Published: December 11, 2001
Osborne Shepherding Scene Wins Canadian Hearts and a $640,000 Bid
By Rita Easton
TORONTO, CANADA – Waddington’s held a five-day auction November 26 to 30 featuring decorative arts and fine antique furniture, with 2,000-plus lots ranging from single consignments to entire estates crossing the block. All prices quoted are in Canadian dollars, converted at the rate of $1.55 (Canadian) to $1 (US). More than 1,000 bidding numbers were active, generating a gross of $3.875 million.
Fetching the highest bid of the auction was an oil on canvas by Walter Osborne (Irish, 1859-1903), “Norfolk Village,” a 19.8 by 12.8-inch canvas depicting a little boy and a dog herding sheep, estimated at $30/40,000, but escalating to $640,000.
An oil on canvas by Sir Alfred Munnings (British, 1878-1959), “Exmoor Farmer,” another canvas with a sheep herding subject, this time featuring a man on a horse, reached $300,000; a set of three carved ivory skull studs, elegantly boxed, sold at $5,500; a Rene Buthaud earthenware vase, circa 1925, 11.7 inches high, made $11,500; and an early Nineteenth Century Quebec painted pine cupboard, red with green bordered panels, garnered $25,000.
A sterling silver Charles II tankard, circa 1677, 7.6 inches high, went out at $15,500; Mexican silver was a sought-after rdf_Description, with a 970 grade fringe necklace set with oval amethyst cabochons, made by Antonio Pineda, estimated at $300/500, realized $1,955 and by the same maker, a 970 grade silver bracelet with amethyst stone, estimated at $250/400, achieved $2,070.
“Tete de Moine Effet de Soleil,” a pastel by Marc-Aurele DeFoy Suzor-Cote (1868-1937), a portrait of a monk, 16 by 12.5 inches, reached $25,000; a miniature oval portrait of Daniel Leonard (1740-1829), 1.7 inches in height, estimated at $500/1,000, fetched $1,400; a boulle “Kple Kple” junior male mask, 41.5 cm high, and a signed and numbered color lithograph by Marc Chagall (French-Russian, 1887-1985), “La Verger de Philetas” from Daphnis and Chloe, 16.5 by 25.3 inches, was purchased at $15,500.

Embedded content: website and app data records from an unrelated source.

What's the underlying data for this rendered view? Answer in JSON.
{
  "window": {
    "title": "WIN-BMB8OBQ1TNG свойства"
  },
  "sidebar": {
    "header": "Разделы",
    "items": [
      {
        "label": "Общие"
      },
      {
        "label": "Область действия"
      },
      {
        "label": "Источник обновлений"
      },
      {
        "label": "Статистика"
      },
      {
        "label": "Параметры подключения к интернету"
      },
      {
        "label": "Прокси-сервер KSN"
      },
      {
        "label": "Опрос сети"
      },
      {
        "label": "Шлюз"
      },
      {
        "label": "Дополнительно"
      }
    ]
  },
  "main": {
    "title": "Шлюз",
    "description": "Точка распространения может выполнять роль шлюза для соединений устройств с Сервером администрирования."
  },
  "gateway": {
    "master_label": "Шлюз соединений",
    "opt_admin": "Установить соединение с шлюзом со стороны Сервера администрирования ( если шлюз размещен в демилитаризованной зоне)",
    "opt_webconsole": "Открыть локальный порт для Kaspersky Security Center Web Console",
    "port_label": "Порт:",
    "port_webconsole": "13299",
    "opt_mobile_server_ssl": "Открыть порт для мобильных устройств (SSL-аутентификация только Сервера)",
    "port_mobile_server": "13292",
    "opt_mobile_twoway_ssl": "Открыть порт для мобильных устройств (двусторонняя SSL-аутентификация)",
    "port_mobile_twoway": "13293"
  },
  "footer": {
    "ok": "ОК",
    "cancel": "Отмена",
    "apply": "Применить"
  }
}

A Japanese bronze and ivory sculpture of a woman, “San-gen Player,” 13 inches high, did $6,000; a bronze after Bruno Zach, 13 inches high, depicting two polo players, garnered $1,300; a fine Japanese ivory group of a monkey trainer with “Bundo” mark, 9.8 inches long, so at $1,500; a bronze on marble plinth, 30.5 inches long, “Satyr at Rest,” after Ary Jean-Leon Bitler, reached $3,000; and “Cleopatra and Attendant,” a 32.7-inch high bronze by Henri Dumas Etienne, went out at $16,000.
Prices quoted reflect a 15 percent buyer’s premium.
5 Church Hill Road / Newtown, CT 06470
Mon - Fri / 8:00 am - 5:01 pm